PROBLEM - Everything in the listing below should be repeated exactly, apart from the pictures.

──────── INPUT DATA ────────

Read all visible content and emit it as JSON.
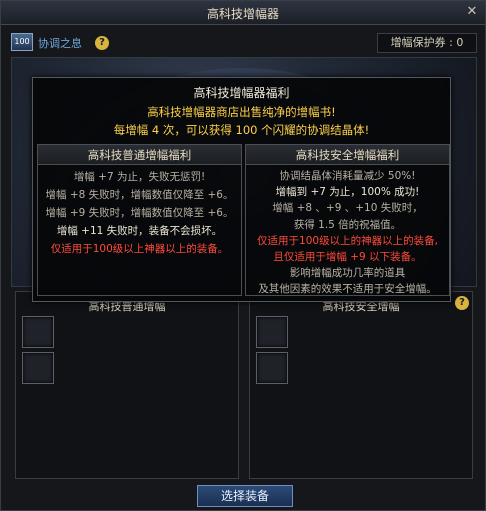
{
  "window": {
    "title": "高科技增幅器",
    "close_glyph": "✕"
  },
  "topbar": {
    "level_badge": "100",
    "harmony_label": "协调之息",
    "help_glyph": "?",
    "protection_ticket": "增幅保护券 : 0"
  },
  "panels": {
    "left_title": "高科技普通增幅",
    "right_title": "高科技安全增幅"
  },
  "tooltip": {
    "title": "高科技增幅器福利",
    "line1": "高科技增幅器商店出售纯净的增幅书!",
    "line2": "每增幅 4 次，可以获得 100 个闪耀的协调结晶体!",
    "left": {
      "header": "高科技普通增幅福利",
      "lines": [
        "增幅 +7 为止，失败无惩罚!",
        "增幅 +8 失败时，增幅数值仅降至 +6。",
        "增幅 +9 失败时，增幅数值仅降至 +6。",
        "增幅 +11 失败时，装备不会损坏。",
        "仅适用于100级以上神器以上的装备。"
      ]
    },
    "right": {
      "header": "高科技安全增幅福利",
      "lines": [
        "协调结晶体消耗量减少 50%!",
        "增幅到 +7 为止，100% 成功!",
        "增幅 +8 、+9 、+10 失败时，",
        "获得 1.5 倍的祝福值。",
        "仅适用于100级以上的神器以上的装备,",
        "且仅适用于增幅 +9 以下装备。",
        "影响增幅成功几率的道具",
        "及其他因素的效果不适用于安全增幅。"
      ]
    }
  },
  "buttons": {
    "select_equipment": "选择装备"
  }
}
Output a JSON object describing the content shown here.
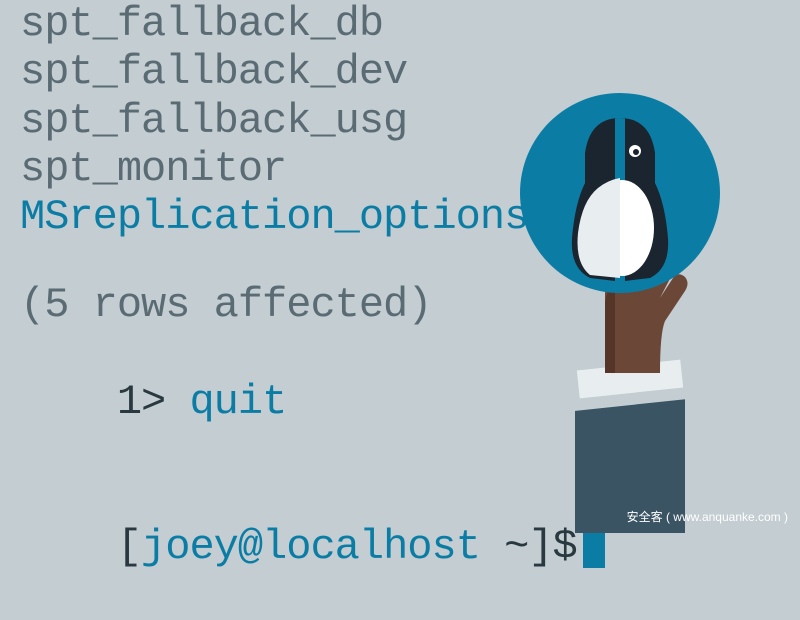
{
  "terminal": {
    "rows": [
      "spt_fallback_db",
      "spt_fallback_dev",
      "spt_fallback_usg",
      "spt_monitor",
      "MSreplication_options"
    ],
    "result_msg": "(5 rows affected)",
    "prompt_num": "1>",
    "command": "quit",
    "shell_open": "[",
    "shell_userhost": "joey@localhost ",
    "shell_tail": "~]$"
  },
  "watermark": "安全客 ( www.anquanke.com )",
  "colors": {
    "bg": "#c3cdd2",
    "blue": "#0b7da5",
    "gray": "#5a6b73",
    "dark": "#2a3840"
  }
}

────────

TASK SOLUTION -
Read all visible content and emit it as JSON.
{
  "window": {
    "title": "高科技增幅器",
    "close_glyph": "✕"
  },
  "topbar": {
    "level_badge": "100",
    "harmony_label": "协调之息",
    "help_glyph": "?",
    "protection_ticket": "增幅保护券 : 0"
  },
  "panels": {
    "left_title": "高科技普通增幅",
    "right_title": "高科技安全增幅"
  },
  "tooltip": {
    "title": "高科技增幅器福利",
    "line1": "高科技增幅器商店出售纯净的增幅书!",
    "line2": "每增幅 4 次，可以获得 100 个闪耀的协调结晶体!",
    "left": {
      "header": "高科技普通增幅福利",
      "lines": [
        "增幅 +7 为止，失败无惩罚!",
        "增幅 +8 失败时，增幅数值仅降至 +6。",
        "增幅 +9 失败时，增幅数值仅降至 +6。",
        "增幅 +11 失败时，装备不会损坏。",
        "仅适用于100级以上神器以上的装备。"
      ]
    },
    "right": {
      "header": "高科技安全增幅福利",
      "lines": [
        "协调结晶体消耗量减少 50%!",
        "增幅到 +7 为止，100% 成功!",
        "增幅 +8 、+9 、+10 失败时，",
        "获得 1.5 倍的祝福值。",
        "仅适用于100级以上的神器以上的装备,",
        "且仅适用于增幅 +9 以下装备。",
        "影响增幅成功几率的道具",
        "及其他因素的效果不适用于安全增幅。"
      ]
    }
  },
  "buttons": {
    "select_equipment": "选择装备"
  }
}
Output a JSON object describing the content shown here.
{
  "terminal": {
    "rows": [
      "spt_fallback_db",
      "spt_fallback_dev",
      "spt_fallback_usg",
      "spt_monitor",
      "MSreplication_options"
    ],
    "result_msg": "(5 rows affected)",
    "prompt_num": "1>",
    "command": "quit",
    "shell_open": "[",
    "shell_userhost": "joey@localhost ",
    "shell_tail": "~]$"
  },
  "watermark": "安全客 ( www.anquanke.com )",
  "colors": {
    "bg": "#c3cdd2",
    "blue": "#0b7da5",
    "gray": "#5a6b73",
    "dark": "#2a3840"
  }
}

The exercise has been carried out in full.